Excerpts from an interface dataset
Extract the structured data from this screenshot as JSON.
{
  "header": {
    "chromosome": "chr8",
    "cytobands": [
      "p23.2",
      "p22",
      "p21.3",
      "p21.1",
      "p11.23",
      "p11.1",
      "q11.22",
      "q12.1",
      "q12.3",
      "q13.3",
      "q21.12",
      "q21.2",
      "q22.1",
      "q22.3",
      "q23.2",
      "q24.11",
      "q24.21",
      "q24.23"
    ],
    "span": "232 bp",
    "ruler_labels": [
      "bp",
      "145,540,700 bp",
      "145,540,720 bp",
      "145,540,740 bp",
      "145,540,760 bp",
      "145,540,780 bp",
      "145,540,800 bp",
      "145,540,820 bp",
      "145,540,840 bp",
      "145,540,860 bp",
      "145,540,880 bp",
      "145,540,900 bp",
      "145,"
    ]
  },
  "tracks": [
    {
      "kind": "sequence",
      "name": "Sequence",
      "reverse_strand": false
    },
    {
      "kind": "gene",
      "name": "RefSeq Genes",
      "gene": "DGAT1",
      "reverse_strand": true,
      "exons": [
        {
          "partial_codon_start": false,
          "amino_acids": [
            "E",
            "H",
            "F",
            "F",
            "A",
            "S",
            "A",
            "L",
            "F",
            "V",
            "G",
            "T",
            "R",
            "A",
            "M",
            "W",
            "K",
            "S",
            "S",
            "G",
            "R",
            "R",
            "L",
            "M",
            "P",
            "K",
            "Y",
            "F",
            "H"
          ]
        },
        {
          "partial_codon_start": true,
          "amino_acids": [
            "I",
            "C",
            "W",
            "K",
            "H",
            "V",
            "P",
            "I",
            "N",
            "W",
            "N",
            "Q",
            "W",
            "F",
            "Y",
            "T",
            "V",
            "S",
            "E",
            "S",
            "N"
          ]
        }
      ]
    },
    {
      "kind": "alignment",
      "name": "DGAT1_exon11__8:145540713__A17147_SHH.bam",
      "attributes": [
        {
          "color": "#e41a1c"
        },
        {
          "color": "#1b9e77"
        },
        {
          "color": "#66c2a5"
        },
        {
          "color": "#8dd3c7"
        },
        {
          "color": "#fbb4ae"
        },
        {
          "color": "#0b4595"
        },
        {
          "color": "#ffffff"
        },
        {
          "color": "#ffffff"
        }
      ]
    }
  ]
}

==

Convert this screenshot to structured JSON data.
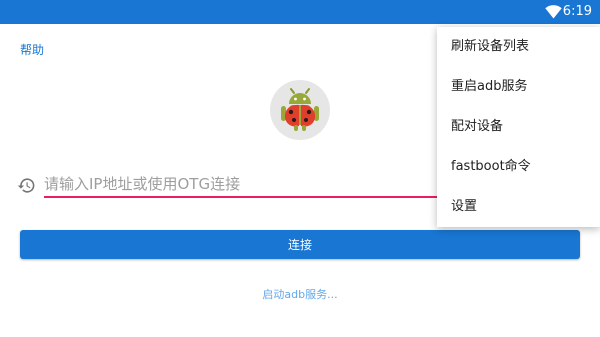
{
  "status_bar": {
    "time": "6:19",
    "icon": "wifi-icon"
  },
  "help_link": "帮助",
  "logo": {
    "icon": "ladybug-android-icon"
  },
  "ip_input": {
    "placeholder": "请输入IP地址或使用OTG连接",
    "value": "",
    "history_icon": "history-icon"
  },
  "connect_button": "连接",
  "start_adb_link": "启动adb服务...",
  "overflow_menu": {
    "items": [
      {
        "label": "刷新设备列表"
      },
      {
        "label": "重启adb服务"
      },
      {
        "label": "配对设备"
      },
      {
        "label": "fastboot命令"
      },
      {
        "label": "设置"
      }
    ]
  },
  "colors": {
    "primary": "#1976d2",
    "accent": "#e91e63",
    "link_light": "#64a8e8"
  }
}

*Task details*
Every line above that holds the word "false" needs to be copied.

*Task solution*
      "reverse_strand": false
          "partial_codon_start": false,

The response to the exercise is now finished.